Sznewajs says he was pleasantly surprised to see an increase in the number of art teachers. But the report notes the increase includes 84 arts positions funded by the mayor’s office using special tax dollars, known as TIF funds.
The report also said more cultural institutions and local artists are getting involved at schools.
For example, Sznewajs said, at Prosser High School, a music teacher, a French teacher and a history teacher collaborated to study the migration of creole music up the Mississippi River to Chicago.
“They worked with Orbert Davis and the Chicago Jazz Philharmonic,” Sznewajs said. “Then the children created their own original works of music and performed them at the end.”
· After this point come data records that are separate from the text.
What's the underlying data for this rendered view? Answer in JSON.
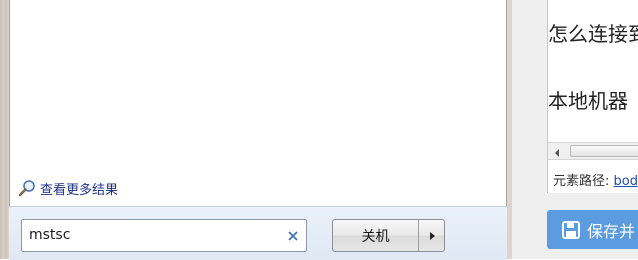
{
  "start_menu": {
    "more_results_label": "查看更多结果",
    "search": {
      "value": "mstsc"
    },
    "shutdown_label": "关机"
  },
  "editor": {
    "lines": [
      "怎么连接到",
      "本地机器"
    ],
    "element_path_label": "元素路径:",
    "element_path_link": "body"
  },
  "save_button": {
    "label": "保存并"
  },
  "icons": {
    "more_results": "magnifier-icon",
    "clear": "close-icon",
    "shutdown_menu": "arrow-right-icon",
    "scroll_left": "arrow-left-icon",
    "save": "floppy-disk-icon"
  },
  "colors": {
    "save_button": "#5b9be0",
    "link": "#1e3287",
    "search_strip": "#dfe8f4"
  }
}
Evan Plummer, director of arts instruction at CPS, said the report shows the impact that the district’s arts plan has had so far. Designed three years ago, the arts education plan was an extension of the city’s broader cultural plan. Among other changes, CPS added art to the required core curriculum.
But some schools still struggle to provide arts programming or can’t afford a certified art teacher.
“I have not met a principal who said, ‘I don’t want the arts in my school,’” Plummer said. “Of course principals want arts in their school. The question is, how can they do that given the other challenges and the demands that schools encounter every day?”
Plummer said his department tries to work with principals to come up with creative solutions in the face of budget cuts. CPS may be laying off thousands of staff in February if it can’t close a $480 million budget hole.
“What are the untapped resources in the school that are more or less cost neutral — if that’s the concern of the principal — that will also increase the arts,” he said. “Maybe there’s an English teacher who has an endorsement in Drama or Theater who could teach a drama class.”
According to Ingenuity’s report, about 100 schools did not report any data and another two dozen reported that they did not have a certified art teacher on staff.
Tom Bunting, a data analyst at Ingenuity Inc. said people can look up their school or schools near their home using the Artlook map.
Becky Vevea is an education reporter for WBEZ. You can follow her @WBEZeducation.